In today’s class reading, “Framed and Mounted: Sport Through the Photographic Eye” by David Rowe, he discusses the role images have in sports photography.
Rowe believes sports photography is even more gender-biased today than it has been in the past. Like most still images, sports photos also carry a lot of connotation behind them and often time are tied to specific ideologies.
For Rowe, he argues that sports photography places women in a submissive role, often times showing female athletes being dominated by male athletes. I stumbled upon a related article, titled, “Media’s Effects on Perceptions of Athletes’ Gender and Race“, I found a similar argument being made, which supports Rowe’s stance.
The author, Shailendra Sharma, noted that “throughout history, women have struggled to gain equality in all walks of life. It is no different in the world of sport. Sport has long been thought a man’s domain, with women viewed strictly as spectators”. This is very evident in many of the photos published in today’s sports magazines and other various publications.
Not only are women viewed as inferior to men in sports photography, but more often than not they are not pictured in many sports magazines in general. For example, Rowe says “women continue to be underrepresented in the highly prestigious world of sport” (Rowe, 146).

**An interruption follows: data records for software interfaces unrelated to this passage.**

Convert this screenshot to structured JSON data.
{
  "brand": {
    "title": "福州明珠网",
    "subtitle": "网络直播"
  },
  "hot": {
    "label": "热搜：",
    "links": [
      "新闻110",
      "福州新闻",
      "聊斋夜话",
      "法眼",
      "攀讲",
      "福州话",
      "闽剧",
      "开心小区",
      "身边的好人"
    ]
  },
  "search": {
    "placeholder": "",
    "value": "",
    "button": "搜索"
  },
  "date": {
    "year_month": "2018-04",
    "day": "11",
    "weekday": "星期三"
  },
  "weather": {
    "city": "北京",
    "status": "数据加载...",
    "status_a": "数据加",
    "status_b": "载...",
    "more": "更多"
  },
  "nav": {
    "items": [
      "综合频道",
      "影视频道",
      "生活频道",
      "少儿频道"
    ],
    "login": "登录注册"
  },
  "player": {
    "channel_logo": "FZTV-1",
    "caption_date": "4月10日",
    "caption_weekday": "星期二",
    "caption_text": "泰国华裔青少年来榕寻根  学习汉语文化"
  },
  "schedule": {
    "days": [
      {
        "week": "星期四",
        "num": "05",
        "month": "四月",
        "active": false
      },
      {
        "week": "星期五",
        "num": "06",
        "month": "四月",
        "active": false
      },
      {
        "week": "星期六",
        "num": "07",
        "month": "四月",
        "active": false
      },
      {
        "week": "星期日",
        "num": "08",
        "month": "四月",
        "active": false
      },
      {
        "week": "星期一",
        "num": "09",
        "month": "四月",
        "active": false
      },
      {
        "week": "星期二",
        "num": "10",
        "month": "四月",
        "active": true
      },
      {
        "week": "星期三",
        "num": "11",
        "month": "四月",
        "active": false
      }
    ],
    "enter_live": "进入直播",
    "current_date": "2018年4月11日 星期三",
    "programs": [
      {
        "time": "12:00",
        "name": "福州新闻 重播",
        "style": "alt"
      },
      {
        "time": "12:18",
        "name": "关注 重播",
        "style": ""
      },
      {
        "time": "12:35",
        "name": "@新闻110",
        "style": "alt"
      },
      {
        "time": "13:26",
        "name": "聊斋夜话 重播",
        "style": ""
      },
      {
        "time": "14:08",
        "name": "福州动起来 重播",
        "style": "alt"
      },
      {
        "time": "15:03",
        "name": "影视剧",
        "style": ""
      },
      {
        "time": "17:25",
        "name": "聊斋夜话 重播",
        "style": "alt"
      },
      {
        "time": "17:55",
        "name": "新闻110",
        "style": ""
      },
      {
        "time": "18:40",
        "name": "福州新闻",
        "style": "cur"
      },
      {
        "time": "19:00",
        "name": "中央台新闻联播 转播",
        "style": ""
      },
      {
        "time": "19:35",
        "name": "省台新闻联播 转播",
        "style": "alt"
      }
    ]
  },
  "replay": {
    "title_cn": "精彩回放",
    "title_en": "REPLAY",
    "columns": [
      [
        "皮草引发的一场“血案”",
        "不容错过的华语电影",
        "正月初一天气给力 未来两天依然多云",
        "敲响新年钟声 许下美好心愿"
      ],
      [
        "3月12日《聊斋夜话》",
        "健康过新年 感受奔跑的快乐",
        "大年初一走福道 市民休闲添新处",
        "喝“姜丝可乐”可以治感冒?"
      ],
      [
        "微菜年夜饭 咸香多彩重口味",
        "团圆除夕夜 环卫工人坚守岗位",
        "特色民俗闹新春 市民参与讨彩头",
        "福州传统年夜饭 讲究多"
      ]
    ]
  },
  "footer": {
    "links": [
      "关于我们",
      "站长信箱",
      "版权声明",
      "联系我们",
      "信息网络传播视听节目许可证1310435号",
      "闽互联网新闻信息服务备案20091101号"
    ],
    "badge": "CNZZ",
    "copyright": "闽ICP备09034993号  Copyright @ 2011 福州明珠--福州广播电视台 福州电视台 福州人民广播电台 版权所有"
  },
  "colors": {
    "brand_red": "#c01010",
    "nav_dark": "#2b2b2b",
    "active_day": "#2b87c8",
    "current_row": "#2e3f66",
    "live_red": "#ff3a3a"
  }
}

A perfect example of a sports publication that idolizes women athletes as sex symbols is Sports Illustrated, which publishes an annual magazine entirely devoted to female athletes posing provocatively in bikinis. According to Rowe there was a study done which was, “an analysis of 1979 Sports Illustrated Silver Anniversary Issue, which found that 60 percent of all photographs of sportswomen showed them in ‘passive, non-athletic roles’ compared with only 44 percent of all photographs of sportsmen” (146). Clearly there is a pretty big discrepancy.
While not all sports photography is aimed at hindering the image of female athletes, it seems to be an ongoing method in today’s communication world. However, it’s important to note there are other uses of the sports image, such as “the task of creating sports social memory” (Rowe, 169). For example, who could ever forget the time Kerri Strug managed to win the gold medal in the 1996 Olympics for the Women’s Gymnastics Team? That’s a moment that will carry on forever as an American memory all thanks to photography.
Questions to Ponder:
1) What are some other beneficial uses of sports photography?
2) What’s an example of a famous sports photo that sticks in your memory and why?